      That stuff will not hold up in face of a judge in the EU. Such a line in an contract is null and void.
      An NDA must have an reason and it must be understandable - If the product is done and available and no trade secret is touched by the work - there is no solid reason to forbid anyone to tell the truth.
      You can also ask them to lift the NDA when the product is successfully shipped.
      Any form of coercion, bullying and intimidation makes the NDA worthless.



    • garcellano
      Offline / Send Message
      garcellano greentooth
      It's a common thing, even in film. I use to work at a vfx studio that would convert movies to 3D. They had about 100+ artists at one point, because of the demand at the time, and only were able to have a few names in the credits. It's upsetting to work on something, knowing that you won't be credited on it, and on top of it, because of the work we did, it was something that you couldn't really put on your portfolio.

      That part where you mentioned leaving a gap on your portfolio, I had that problem. It is a tough feeling to deal with. I guess on one side, you're employed, or you work with a client as a freelancer, but on the other side, it'll stay confidential and you have to showcase your own work on your own time. This is hard for those starting out, depending on the artist. For the ones that already have tons of work and titles under their belt, it's a different feeling.
    • Biomag
      Offline / Send Message
      Biomag sublime tool
      Ryusaki said:
      Biomag said:
      .... not to mention the individuals not being allowed to say they worked on projects even after they've been released and with no chance of ever showing what work you've done on the project although they are just regular assets.
      That stuff will not hold up in face of a judge in the EU. Such a line in an contract is null and void.
      An NDA must have an reason and it must be understandable - If the product is done and available and no trade secret is touched by the work - there is no solid reason to forbid anyone to tell the truth.
      You can also ask them to lift the NDA when the product is successfully shipped.
      Any form of coercion, bullying and intimidation makes the NDA worthless.


      Not sure if there is a EU law that overwrites state laws these days, but I'm not sure I would go with that in front of a court as I wouldn't consider this neither coercion nor bullying nor intimidation probably it will be accepted as usual business practise (employees have some protection usually from competition clauses that are too prohibiting, so there is a chance that you might be protected in these cases as well). Especially if you are not an employee, but self employed thus just a business partner thus on the same legal level without the additional protection that employees might enjoy in some countries. Also looking at the cost of such a trail that you as a claimant would probably have to put up in front in most countries and adding on top of that that even winning you might get the reputation for being 'difficult' I don't see how this would make economically sense for a freelancer.
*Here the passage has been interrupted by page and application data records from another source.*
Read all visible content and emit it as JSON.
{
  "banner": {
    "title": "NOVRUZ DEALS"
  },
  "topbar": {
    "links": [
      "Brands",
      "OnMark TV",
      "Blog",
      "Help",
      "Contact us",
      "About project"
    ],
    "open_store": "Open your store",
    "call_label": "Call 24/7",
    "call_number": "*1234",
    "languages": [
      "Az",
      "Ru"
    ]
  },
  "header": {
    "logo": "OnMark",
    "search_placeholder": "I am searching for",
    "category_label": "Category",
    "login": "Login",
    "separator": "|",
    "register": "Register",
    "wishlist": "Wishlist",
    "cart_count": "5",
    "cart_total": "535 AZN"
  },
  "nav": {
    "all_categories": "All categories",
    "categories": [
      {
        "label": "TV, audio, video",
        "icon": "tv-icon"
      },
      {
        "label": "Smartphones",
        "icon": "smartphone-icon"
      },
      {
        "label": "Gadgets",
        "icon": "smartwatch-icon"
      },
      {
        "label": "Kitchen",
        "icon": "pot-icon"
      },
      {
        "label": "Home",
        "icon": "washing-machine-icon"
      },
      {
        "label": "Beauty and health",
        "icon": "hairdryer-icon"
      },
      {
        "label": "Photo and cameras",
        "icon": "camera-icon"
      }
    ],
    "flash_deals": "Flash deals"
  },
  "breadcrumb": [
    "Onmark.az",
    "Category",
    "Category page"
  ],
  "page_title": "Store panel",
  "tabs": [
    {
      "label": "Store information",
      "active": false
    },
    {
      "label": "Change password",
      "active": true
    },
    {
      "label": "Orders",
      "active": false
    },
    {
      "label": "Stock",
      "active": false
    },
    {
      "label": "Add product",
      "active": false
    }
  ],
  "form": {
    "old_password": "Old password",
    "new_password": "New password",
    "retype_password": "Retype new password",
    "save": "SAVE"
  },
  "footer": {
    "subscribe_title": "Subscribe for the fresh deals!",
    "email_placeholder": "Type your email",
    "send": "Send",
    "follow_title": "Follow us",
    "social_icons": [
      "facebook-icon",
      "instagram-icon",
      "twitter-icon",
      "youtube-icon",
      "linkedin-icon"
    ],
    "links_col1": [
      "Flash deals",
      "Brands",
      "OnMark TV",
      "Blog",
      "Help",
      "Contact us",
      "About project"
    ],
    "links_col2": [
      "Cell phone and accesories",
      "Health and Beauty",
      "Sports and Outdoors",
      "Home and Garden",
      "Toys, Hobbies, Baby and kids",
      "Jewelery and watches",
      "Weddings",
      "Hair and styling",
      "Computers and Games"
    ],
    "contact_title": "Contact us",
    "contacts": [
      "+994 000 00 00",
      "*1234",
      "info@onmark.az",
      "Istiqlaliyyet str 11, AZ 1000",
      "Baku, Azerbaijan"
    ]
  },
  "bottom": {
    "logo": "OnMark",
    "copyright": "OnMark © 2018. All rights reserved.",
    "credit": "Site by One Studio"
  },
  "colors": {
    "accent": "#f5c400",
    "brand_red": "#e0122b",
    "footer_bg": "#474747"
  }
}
      Oh and a final note, keep in mind that just because you might work in the EU you might not have a contract that falls under EU law. Employees again are protected to some degree as there are provisions to ensure that EU legal standards are not circumvented this way, but its 100% legal between business partners to both select which law their contract uses AND what court has to do the trail. So if you are a freelancer working for a company from the US or any other country outside the EU you will most probably have a court stated in your contract that isn't in the EU and very likely a law will be applicable that isn't from an EU member state. 
    Sign In or Register to comment.